Scott Pilgrim vs. the World
Film review by: Witney Seibold
Edgar Wright‘s “Scott Pilgrim vs. the World,” based on a manga-inspired Canadian cult comic by Bryan Lee O’Malley, takes place in an odd parallel universe. We see events in a city that is ostensibly Toronto, and all the characters are Canadian, but this is a universe where sounds effects appear in the air around noisy objects (telephones ring, and a “RING!” will appear above it), and human beings have Energy Bars floating above their heads, á la video games. We are so firmly entrenched in the young Gen-Y characters’ media-hypersaturated idiom, that we see all of life’s conflicts – from romantic dilemmas to merely taking a pee – in terms of video game language and conceits lifted from Japanese manga. This may sound insufferable to some older viewers, and perhaps a bit too clever and cheeky to younger viewers, but Wright actually manages to make this world of fast-paced video game allusions feel relatable and natural; it’s a world where everything is steeped in pop culture, but isn’t overwhelmed by it; a world where the characters themselves are the ones who see the world in pop terms, and not the producers of the film.
That said, it’s tempting to call “Scott Pilgrim vs. the World” a defining film of a generation. It’s a sweet romantic comedy that speaks its own language. It is clearly of its time and place, and seems to have the cultural markers of present-day twentysomethings in place. Had it pushed the romance angle a bit harder, “Scott Pilgrim vs. the World” could be compared to a hyerpactive Cameron Crowe. Or perhaps even Savage Steve Holland.
Scott Pilgrim (Michael Cera) is a Toronto-based twntysomething lout who plays with his mildly talented band, Sex Bob-Omb, and who is having a chaste affair with a 17-year-old Chinese girl names Knives Chau (Ellen Wong). His friends implore that he dump his “fake” girlfriend and get on with his life, but Scott, we kind of intuit, while funny and deadpan, is kind of a lout. He lives with his gay roommate Wallace (Kieran Culkin), and, in a bit of unexplored erotic tension, shares a bed with him and his one-night stands. Scott’s world is turned upsidedown by the appearance of a pink-haired hipster gal named Ramona (Mary Elizabeth Winstead), with whom he instantly falls in wuv. Scott must now figure out, in his own adolescent indecisiveness, how to dump his old girlfriend and pursue this woman he’s clearly more interested in.

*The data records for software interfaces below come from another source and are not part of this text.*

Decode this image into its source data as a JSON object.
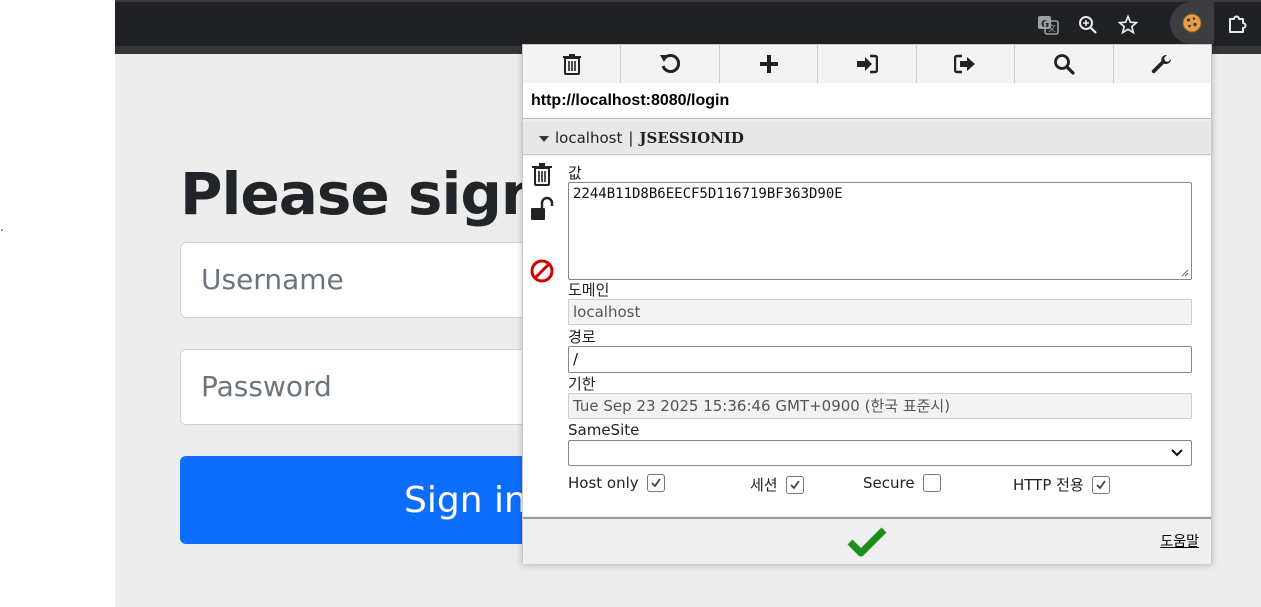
{
  "browser": {
    "toolbar_icons": [
      "translate-icon",
      "zoom-icon",
      "star-icon",
      "cookie-extension-icon",
      "extensions-puzzle-icon"
    ]
  },
  "page": {
    "stray_text": ".",
    "title": "Please sign in",
    "username_placeholder": "Username",
    "password_placeholder": "Password",
    "signin_label": "Sign in",
    "button_color": "#0d6efd"
  },
  "popup": {
    "toolbar": [
      "delete-all-icon",
      "reset-icon",
      "add-icon",
      "import-icon",
      "export-icon",
      "search-icon",
      "options-wrench-icon"
    ],
    "url": "http://localhost:8080/login",
    "cookie_host": "localhost",
    "cookie_sep": "|",
    "cookie_name": "JSESSIONID",
    "fields": {
      "value_label": "값",
      "value": "2244B11D8B6EECF5D116719BF363D90E",
      "domain_label": "도메인",
      "domain": "localhost",
      "path_label": "경로",
      "path": "/",
      "expiry_label": "기한",
      "expiry": "Tue Sep 23 2025 15:36:46 GMT+0900 (한국 표준시)",
      "samesite_label": "SameSite",
      "samesite_value": ""
    },
    "flags": {
      "host_only_label": "Host only",
      "host_only": true,
      "session_label": "세션",
      "session": true,
      "secure_label": "Secure",
      "secure": false,
      "http_only_label": "HTTP 전용",
      "http_only": true
    },
    "help_label": "도움말",
    "accent_green": "#1a8f1a",
    "block_red": "#d00000"
  }
}
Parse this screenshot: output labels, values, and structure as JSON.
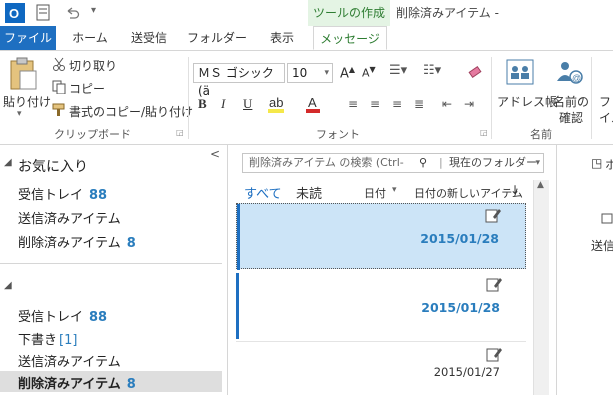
{
  "titlebar": {
    "context_tab": "ツールの作成",
    "window_title": "削除済みアイテム -"
  },
  "tabs": {
    "file": "ファイル",
    "home": "ホーム",
    "send_receive": "送受信",
    "folder": "フォルダー",
    "view": "表示",
    "message": "メッセージ"
  },
  "ribbon": {
    "clipboard": {
      "paste": "貼り付け",
      "cut": "切り取り",
      "copy": "コピー",
      "format_painter": "書式のコピー/貼り付け",
      "group": "クリップボード"
    },
    "font": {
      "font_name": "ＭＳ ゴシック (ä",
      "font_size": "10",
      "group": "フォント"
    },
    "names": {
      "address_book": "アドレス帳",
      "check_names_1": "名前の",
      "check_names_2": "確認",
      "group": "名前"
    },
    "partial": "ファ",
    "partial2": "イル"
  },
  "left_pane": {
    "favorites_header": "お気に入り",
    "favorites": [
      {
        "label": "受信トレイ",
        "count": "88"
      },
      {
        "label": "送信済みアイテム",
        "count": ""
      },
      {
        "label": "削除済みアイテム",
        "count": "8"
      }
    ],
    "folders": [
      {
        "label": "受信トレイ",
        "count": "88"
      },
      {
        "label": "下書き",
        "count": "[1]"
      },
      {
        "label": "送信済みアイテム",
        "count": ""
      },
      {
        "label": "削除済みアイテム",
        "count": "8"
      }
    ]
  },
  "mid_pane": {
    "search_placeholder": "削除済みアイテム の検索 (Ctrl-",
    "search_scope": "現在のフォルダー",
    "filter_all": "すべて",
    "filter_unread": "未読",
    "sort_by": "日付",
    "sort_order": "日付の新しいアイテム",
    "messages": [
      {
        "date": "2015/01/28"
      },
      {
        "date": "2015/01/28"
      },
      {
        "date": "2015/01/27"
      }
    ]
  },
  "right_pane": {
    "top": "ホ",
    "label": "送信"
  },
  "colors": {
    "accent": "#1e6fc1",
    "selected": "#cce4f7",
    "count": "#2a7dbd",
    "context_tab": "#2e7d32"
  }
}
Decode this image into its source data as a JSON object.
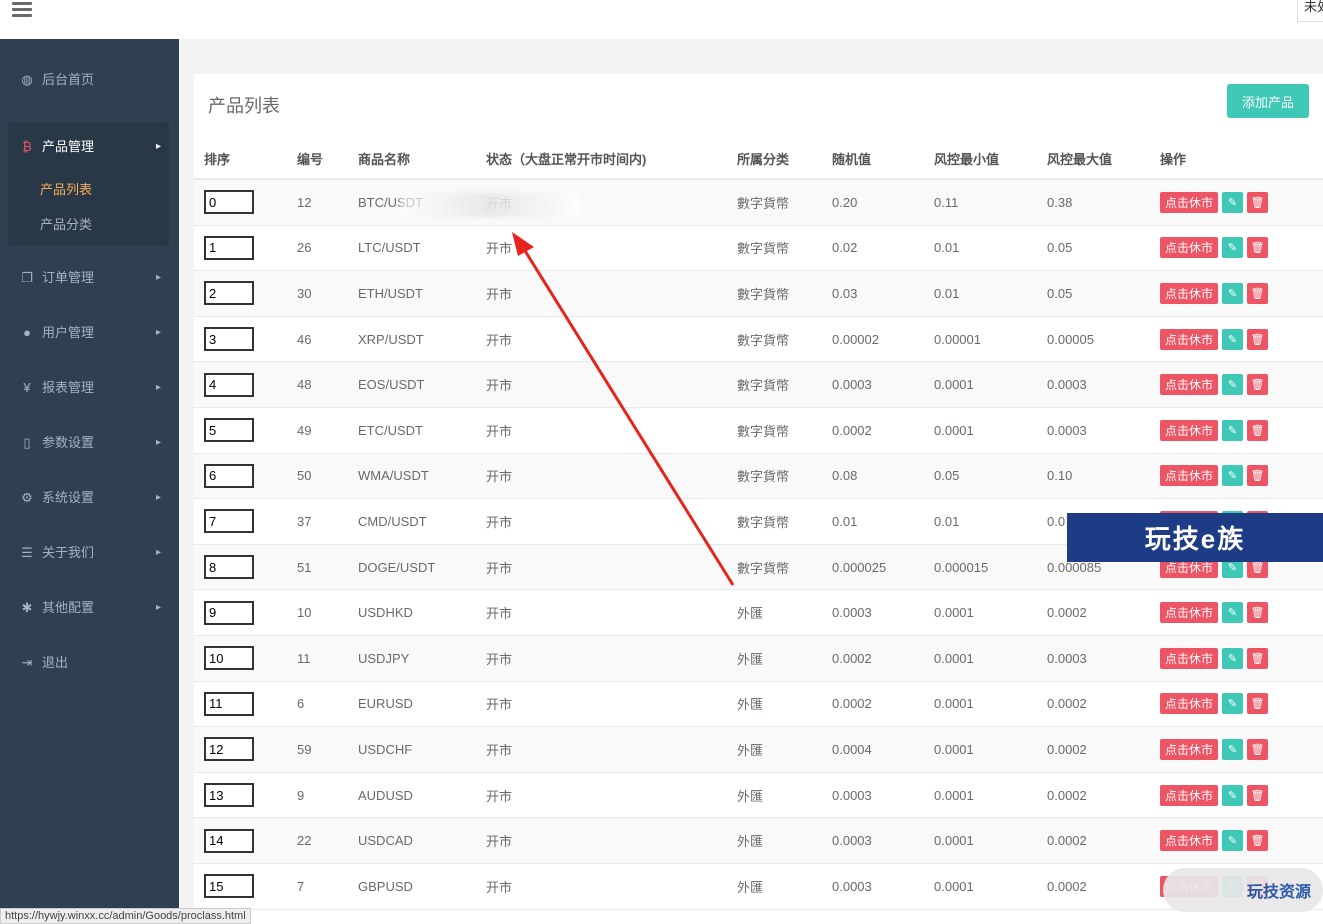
{
  "header": {
    "user_label": "未处"
  },
  "sidebar": {
    "items": [
      {
        "icon": "dashboard-icon",
        "glyph": "◍",
        "label": "后台首页",
        "arrow": false
      },
      {
        "icon": "bitcoin-icon",
        "glyph": "₿",
        "label": "产品管理",
        "arrow": true,
        "active": true,
        "children": [
          {
            "label": "产品列表",
            "active": true
          },
          {
            "label": "产品分类",
            "active": false
          }
        ]
      },
      {
        "icon": "copy-icon",
        "glyph": "❐",
        "label": "订单管理",
        "arrow": true
      },
      {
        "icon": "user-icon",
        "glyph": "●",
        "label": "用户管理",
        "arrow": true
      },
      {
        "icon": "yen-icon",
        "glyph": "¥",
        "label": "报表管理",
        "arrow": true
      },
      {
        "icon": "file-icon",
        "glyph": "▯",
        "label": "参数设置",
        "arrow": true
      },
      {
        "icon": "gears-icon",
        "glyph": "⚙",
        "label": "系统设置",
        "arrow": true
      },
      {
        "icon": "list-icon",
        "glyph": "☰",
        "label": "关于我们",
        "arrow": true
      },
      {
        "icon": "gear-icon",
        "glyph": "✱",
        "label": "其他配置",
        "arrow": true
      },
      {
        "icon": "logout-icon",
        "glyph": "⇥",
        "label": "退出",
        "arrow": false
      }
    ]
  },
  "panel": {
    "title": "产品列表",
    "add_button": "添加产品"
  },
  "table": {
    "headers": {
      "sort": "排序",
      "id": "编号",
      "name": "商品名称",
      "status": "状态（大盘正常开市时间内)",
      "category": "所属分类",
      "random": "随机值",
      "risk_min": "风控最小值",
      "risk_max": "风控最大值",
      "ops": "操作"
    },
    "close_label": "点击休市",
    "rows": [
      {
        "sort": "0",
        "id": "12",
        "name": "BTC/USDT",
        "status": "开市",
        "category": "數字貨幣",
        "random": "0.20",
        "min": "0.11",
        "max": "0.38"
      },
      {
        "sort": "1",
        "id": "26",
        "name": "LTC/USDT",
        "status": "开市",
        "category": "數字貨幣",
        "random": "0.02",
        "min": "0.01",
        "max": "0.05"
      },
      {
        "sort": "2",
        "id": "30",
        "name": "ETH/USDT",
        "status": "开市",
        "category": "數字貨幣",
        "random": "0.03",
        "min": "0.01",
        "max": "0.05"
      },
      {
        "sort": "3",
        "id": "46",
        "name": "XRP/USDT",
        "status": "开市",
        "category": "數字貨幣",
        "random": "0.00002",
        "min": "0.00001",
        "max": "0.00005"
      },
      {
        "sort": "4",
        "id": "48",
        "name": "EOS/USDT",
        "status": "开市",
        "category": "數字貨幣",
        "random": "0.0003",
        "min": "0.0001",
        "max": "0.0003"
      },
      {
        "sort": "5",
        "id": "49",
        "name": "ETC/USDT",
        "status": "开市",
        "category": "數字貨幣",
        "random": "0.0002",
        "min": "0.0001",
        "max": "0.0003"
      },
      {
        "sort": "6",
        "id": "50",
        "name": "WMA/USDT",
        "status": "开市",
        "category": "數字貨幣",
        "random": "0.08",
        "min": "0.05",
        "max": "0.10"
      },
      {
        "sort": "7",
        "id": "37",
        "name": "CMD/USDT",
        "status": "开市",
        "category": "數字貨幣",
        "random": "0.01",
        "min": "0.01",
        "max": "0.0"
      },
      {
        "sort": "8",
        "id": "51",
        "name": "DOGE/USDT",
        "status": "开市",
        "category": "數字貨幣",
        "random": "0.000025",
        "min": "0.000015",
        "max": "0.000085"
      },
      {
        "sort": "9",
        "id": "10",
        "name": "USDHKD",
        "status": "开市",
        "category": "外匯",
        "random": "0.0003",
        "min": "0.0001",
        "max": "0.0002"
      },
      {
        "sort": "10",
        "id": "11",
        "name": "USDJPY",
        "status": "开市",
        "category": "外匯",
        "random": "0.0002",
        "min": "0.0001",
        "max": "0.0003"
      },
      {
        "sort": "11",
        "id": "6",
        "name": "EURUSD",
        "status": "开市",
        "category": "外匯",
        "random": "0.0002",
        "min": "0.0001",
        "max": "0.0002"
      },
      {
        "sort": "12",
        "id": "59",
        "name": "USDCHF",
        "status": "开市",
        "category": "外匯",
        "random": "0.0004",
        "min": "0.0001",
        "max": "0.0002"
      },
      {
        "sort": "13",
        "id": "9",
        "name": "AUDUSD",
        "status": "开市",
        "category": "外匯",
        "random": "0.0003",
        "min": "0.0001",
        "max": "0.0002"
      },
      {
        "sort": "14",
        "id": "22",
        "name": "USDCAD",
        "status": "开市",
        "category": "外匯",
        "random": "0.0003",
        "min": "0.0001",
        "max": "0.0002"
      },
      {
        "sort": "15",
        "id": "7",
        "name": "GBPUSD",
        "status": "开市",
        "category": "外匯",
        "random": "0.0003",
        "min": "0.0001",
        "max": "0.0002"
      }
    ]
  },
  "overlays": {
    "watermark_text": "玩技e族",
    "watermark_small": "玩技资源",
    "status_url": "https://hywjy.winxx.cc/admin/Goods/proclass.html"
  },
  "colors": {
    "sidebar_bg": "#2f4050",
    "accent_teal": "#3fc8b5",
    "danger_red": "#ed5565",
    "active_sub": "#f8ac59",
    "arrow_red": "#e8231e"
  }
}
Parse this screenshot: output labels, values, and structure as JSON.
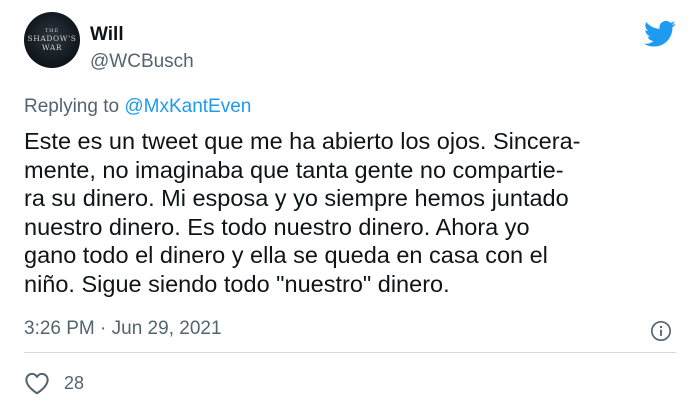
{
  "tweet": {
    "avatar": {
      "top_text": "THE",
      "line1": "SHADOW'S",
      "line2": "WAR"
    },
    "author": {
      "name": "Will",
      "handle": "@WCBusch"
    },
    "brand_icon": "twitter-bird-icon",
    "reply": {
      "prefix": "Replying to",
      "mention": "@MxKantEven"
    },
    "text_lines": [
      "Este es un tweet que me ha abierto los ojos. Sincera-",
      "mente, no imaginaba que tanta gente no compartie-",
      "ra su dinero. Mi esposa y yo siempre hemos juntado",
      "nuestro dinero. Es todo nuestro dinero. Ahora yo",
      "gano todo el dinero y ella se queda en casa con el",
      "niño. Sigue siendo todo \"nuestro\" dinero."
    ],
    "timestamp": "3:26 PM · Jun 29, 2021",
    "info_icon": "info-icon",
    "likes": {
      "icon": "heart-icon",
      "count": "28"
    }
  },
  "colors": {
    "text": "#0f1419",
    "secondary": "#536471",
    "link": "#1d9bf0",
    "brand": "#1d9bf0",
    "divider": "#cfd9de"
  }
}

Scott’s central conflict seems to be, however, how COOL he is. He wears snarky t-shirts, and plays in a band, and Knives clearly worships him, but he needs to be seen as COOL in the eyes of this new woman. Most importantly, he has to appear ever cooler than Ramona’s several exes, who each have something going for them. One is a bitter fighter with a team of wicked hipster girls as his posse. One is a handsome vegan who can play the bass really well. One is a skateboarding movie star. One owns a record label. One is, gulp, a girl (and how does a boy compete with that?). To illustrate the conflicts Scott has with these exes, we are shown high-octane, colorful videogame brawls. Fists fly, fireballs are thrown, and, at the end of the battle, the defeated melts into a pile of coins.
The acting in this film is superb, and the cute young cast (and they’re all cute, dammit) knows just how to deliver some of the silly dialogue with a knowing aplomb. It is not one of those insufferably ironic comedies, but is a legitimate comedy that is populated by ironic people. These are not avatars, but real young people who recognize the pop culture idiom which they inhabit. I was especially fond of Culkin, Alison Pill as Scott’s bitter ex-girlfriend, Mark Webber as the put-upon bandleader, Aubrey Plaza as the dirty-mouthed barista, and Jason Schwartzman as the film’s Final Boss. Anna Kendrick also appears, and she’s always a delight.
Strangely, I felt the film was weakest in the casting of Cera. Cera is actually a funny guy, despite his unfortunate reputation as the go-to “quirky” boy. He plays his indecision well, and delivers his jokes with a perfect deadpan humor. We really see what a lout Scott is, and we see why he is in need of redemption and self-respect. But Cera – and this is also the fault of the screenplay – is never rally charming enough; I didn’t understand why someone like Ramona would find him appealing, or why their nascent relationship is worth fighting for. They seem to be in love more as a plot function than as a beautiful romance. Essentially, the film didn’t spend quite enough time establishing the romantic rapport of its central leads before becoming a metaphorical fight film.
But this is only one quibble amongst a high-energy, funny, enjoyable, and even romantic film with its own language and its own original visual style. Wright even gets to make fun of himself in one scene: When Scott gears up for a big fight, as happens in both of Wright’s films to date (“Shaun of the Dead,” “Hot Fuzz”), he stops for a moment to tie his shoes. This is a delightfully hilarious moment in a climax of machismo.